Find every line of the listing below where "same" appears, and copy it.

START Entries supplied

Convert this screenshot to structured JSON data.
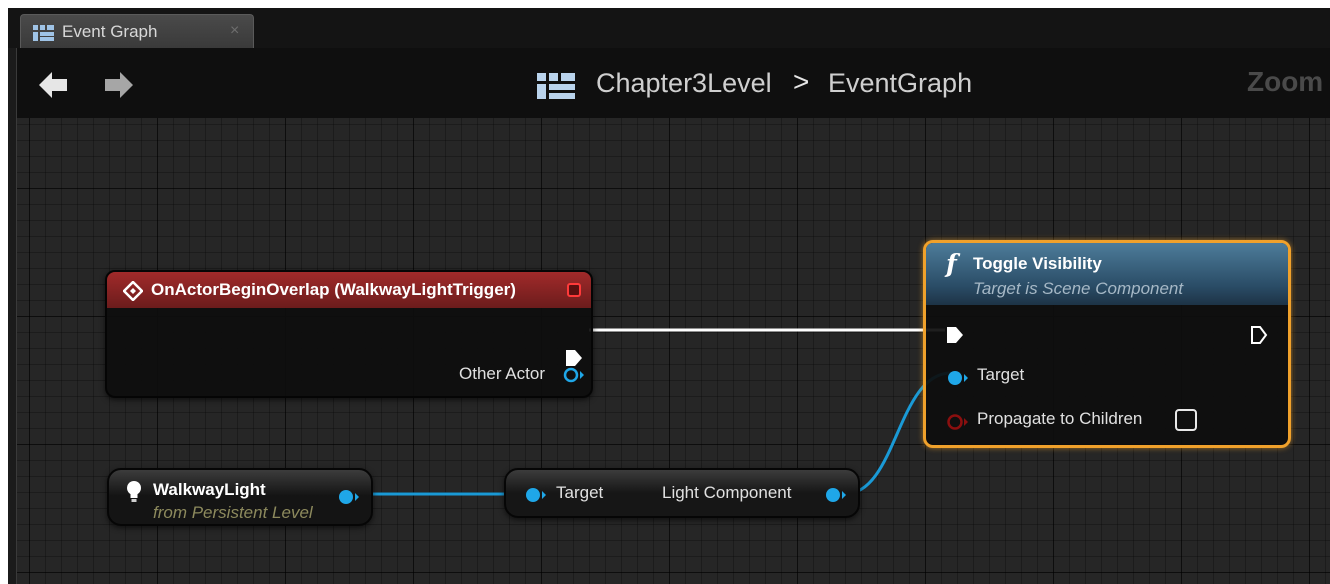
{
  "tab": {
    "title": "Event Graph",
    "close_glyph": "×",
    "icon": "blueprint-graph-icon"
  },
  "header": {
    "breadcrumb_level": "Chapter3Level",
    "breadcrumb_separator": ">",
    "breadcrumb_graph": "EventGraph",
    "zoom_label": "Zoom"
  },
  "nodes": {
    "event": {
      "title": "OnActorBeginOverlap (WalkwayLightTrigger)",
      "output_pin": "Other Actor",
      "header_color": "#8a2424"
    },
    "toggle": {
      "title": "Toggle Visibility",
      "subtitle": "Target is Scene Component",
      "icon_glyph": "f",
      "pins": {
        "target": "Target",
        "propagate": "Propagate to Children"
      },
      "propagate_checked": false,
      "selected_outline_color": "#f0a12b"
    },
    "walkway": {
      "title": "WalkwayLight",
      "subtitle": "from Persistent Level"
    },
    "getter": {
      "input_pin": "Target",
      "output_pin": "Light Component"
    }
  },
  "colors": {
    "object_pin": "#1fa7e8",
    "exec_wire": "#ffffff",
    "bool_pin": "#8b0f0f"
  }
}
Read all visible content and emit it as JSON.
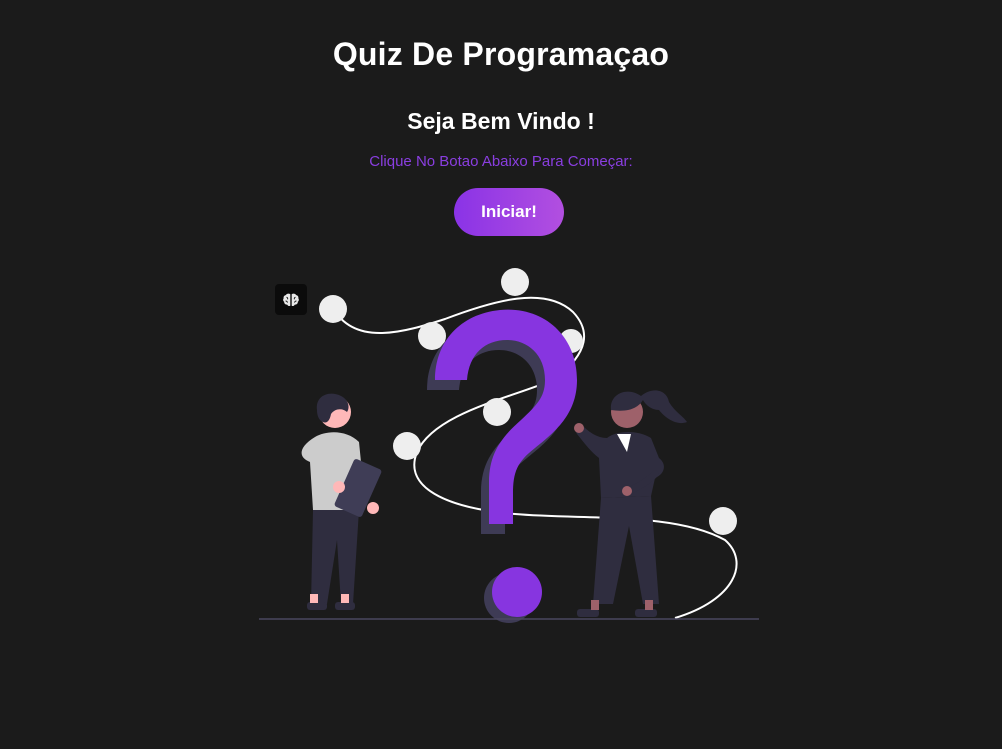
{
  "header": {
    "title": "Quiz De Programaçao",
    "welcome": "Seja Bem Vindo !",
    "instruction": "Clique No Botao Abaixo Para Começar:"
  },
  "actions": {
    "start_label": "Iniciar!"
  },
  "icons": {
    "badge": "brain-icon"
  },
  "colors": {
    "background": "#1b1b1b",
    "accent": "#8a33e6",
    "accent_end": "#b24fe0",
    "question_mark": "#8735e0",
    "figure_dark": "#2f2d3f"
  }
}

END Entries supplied
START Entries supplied

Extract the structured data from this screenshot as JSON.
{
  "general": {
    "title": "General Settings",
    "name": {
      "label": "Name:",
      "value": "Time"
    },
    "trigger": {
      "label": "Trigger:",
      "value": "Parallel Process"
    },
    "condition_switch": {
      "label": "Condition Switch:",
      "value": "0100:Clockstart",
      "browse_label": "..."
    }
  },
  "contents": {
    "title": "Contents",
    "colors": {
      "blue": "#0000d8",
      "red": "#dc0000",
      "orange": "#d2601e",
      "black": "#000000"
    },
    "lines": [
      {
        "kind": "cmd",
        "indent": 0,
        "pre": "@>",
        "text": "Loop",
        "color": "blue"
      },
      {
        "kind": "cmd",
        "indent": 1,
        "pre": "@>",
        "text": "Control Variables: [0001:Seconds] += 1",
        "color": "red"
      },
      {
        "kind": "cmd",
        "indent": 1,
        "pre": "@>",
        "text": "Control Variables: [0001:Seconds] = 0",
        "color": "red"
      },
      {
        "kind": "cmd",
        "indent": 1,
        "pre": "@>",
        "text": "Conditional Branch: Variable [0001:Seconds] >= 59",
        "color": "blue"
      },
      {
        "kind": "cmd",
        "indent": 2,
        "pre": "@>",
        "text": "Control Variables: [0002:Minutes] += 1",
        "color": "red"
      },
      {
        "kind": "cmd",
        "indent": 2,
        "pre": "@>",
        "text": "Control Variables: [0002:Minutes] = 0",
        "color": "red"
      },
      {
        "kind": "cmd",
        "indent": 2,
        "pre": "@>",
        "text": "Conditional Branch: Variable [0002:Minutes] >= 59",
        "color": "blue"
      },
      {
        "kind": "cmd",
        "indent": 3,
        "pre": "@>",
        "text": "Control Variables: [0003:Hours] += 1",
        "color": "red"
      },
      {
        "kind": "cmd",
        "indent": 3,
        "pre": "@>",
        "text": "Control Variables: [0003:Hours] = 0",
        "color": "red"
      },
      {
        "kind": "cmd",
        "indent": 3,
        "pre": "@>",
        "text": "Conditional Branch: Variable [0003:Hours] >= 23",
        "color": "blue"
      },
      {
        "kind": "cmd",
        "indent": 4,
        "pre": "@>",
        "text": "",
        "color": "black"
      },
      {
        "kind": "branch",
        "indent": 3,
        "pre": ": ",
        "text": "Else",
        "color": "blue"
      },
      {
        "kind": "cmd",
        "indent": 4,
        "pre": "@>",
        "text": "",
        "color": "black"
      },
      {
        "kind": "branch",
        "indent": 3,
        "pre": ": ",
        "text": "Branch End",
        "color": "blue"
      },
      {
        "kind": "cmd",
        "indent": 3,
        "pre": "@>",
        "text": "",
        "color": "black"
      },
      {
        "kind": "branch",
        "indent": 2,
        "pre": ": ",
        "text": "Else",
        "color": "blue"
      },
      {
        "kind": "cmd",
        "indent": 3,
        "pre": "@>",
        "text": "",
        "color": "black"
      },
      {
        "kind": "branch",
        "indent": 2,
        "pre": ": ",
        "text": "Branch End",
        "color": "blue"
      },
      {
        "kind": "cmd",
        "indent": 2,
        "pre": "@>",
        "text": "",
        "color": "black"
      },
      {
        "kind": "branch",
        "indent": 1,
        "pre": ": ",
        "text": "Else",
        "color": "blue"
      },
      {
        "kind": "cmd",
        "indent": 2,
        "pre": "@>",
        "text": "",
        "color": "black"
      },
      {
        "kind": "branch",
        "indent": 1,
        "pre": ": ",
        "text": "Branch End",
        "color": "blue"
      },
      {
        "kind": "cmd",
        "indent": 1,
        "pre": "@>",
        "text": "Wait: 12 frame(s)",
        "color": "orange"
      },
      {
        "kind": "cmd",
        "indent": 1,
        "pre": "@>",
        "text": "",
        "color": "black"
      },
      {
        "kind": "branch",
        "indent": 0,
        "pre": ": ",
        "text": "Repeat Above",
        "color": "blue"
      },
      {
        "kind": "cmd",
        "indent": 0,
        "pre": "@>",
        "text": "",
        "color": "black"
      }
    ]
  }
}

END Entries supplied
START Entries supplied

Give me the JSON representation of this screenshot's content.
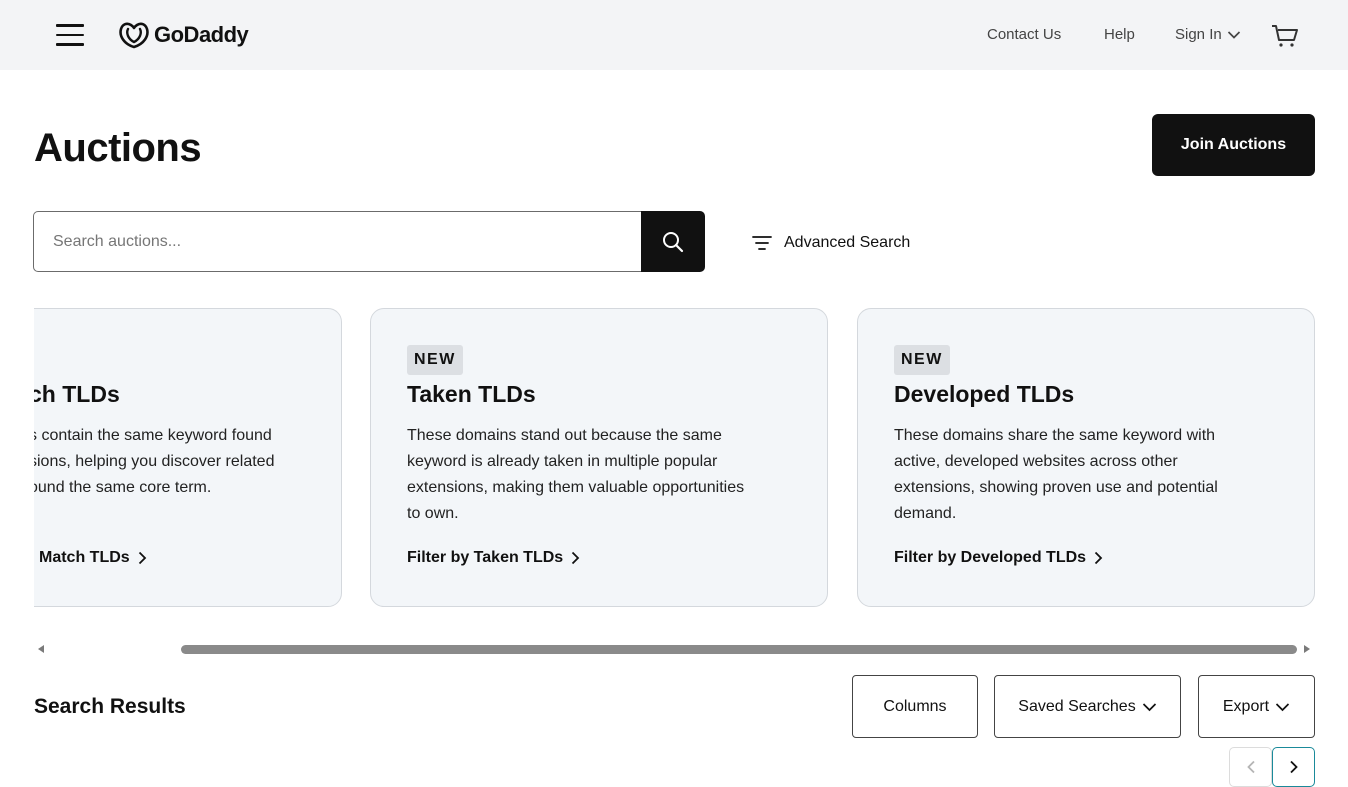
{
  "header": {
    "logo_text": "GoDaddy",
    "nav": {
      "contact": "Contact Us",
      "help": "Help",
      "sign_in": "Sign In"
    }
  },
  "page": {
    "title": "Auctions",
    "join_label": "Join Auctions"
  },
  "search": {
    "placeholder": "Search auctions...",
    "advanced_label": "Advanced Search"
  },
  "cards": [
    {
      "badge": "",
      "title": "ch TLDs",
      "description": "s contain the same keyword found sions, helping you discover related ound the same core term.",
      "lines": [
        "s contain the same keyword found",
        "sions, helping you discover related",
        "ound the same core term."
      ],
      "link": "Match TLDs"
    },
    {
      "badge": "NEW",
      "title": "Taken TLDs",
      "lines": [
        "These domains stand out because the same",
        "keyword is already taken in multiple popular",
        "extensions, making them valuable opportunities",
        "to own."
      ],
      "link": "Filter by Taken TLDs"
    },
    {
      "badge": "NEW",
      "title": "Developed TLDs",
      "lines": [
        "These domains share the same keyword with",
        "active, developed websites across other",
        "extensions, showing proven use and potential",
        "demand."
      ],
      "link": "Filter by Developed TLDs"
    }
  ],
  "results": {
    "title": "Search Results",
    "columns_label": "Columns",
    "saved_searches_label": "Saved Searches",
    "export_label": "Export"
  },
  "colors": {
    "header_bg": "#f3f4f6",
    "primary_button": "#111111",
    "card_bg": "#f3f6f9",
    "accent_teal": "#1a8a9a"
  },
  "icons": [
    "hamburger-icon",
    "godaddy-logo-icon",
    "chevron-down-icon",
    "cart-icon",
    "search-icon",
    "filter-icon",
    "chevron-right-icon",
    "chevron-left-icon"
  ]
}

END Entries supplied

■ Answer box
      "description": "s contain the same keyword found sions, helping you discover related ound the same core term.",
        "s contain the same keyword found",
        "ound the same core term."
        "These domains stand out because the same",
        "These domains share the same keyword with",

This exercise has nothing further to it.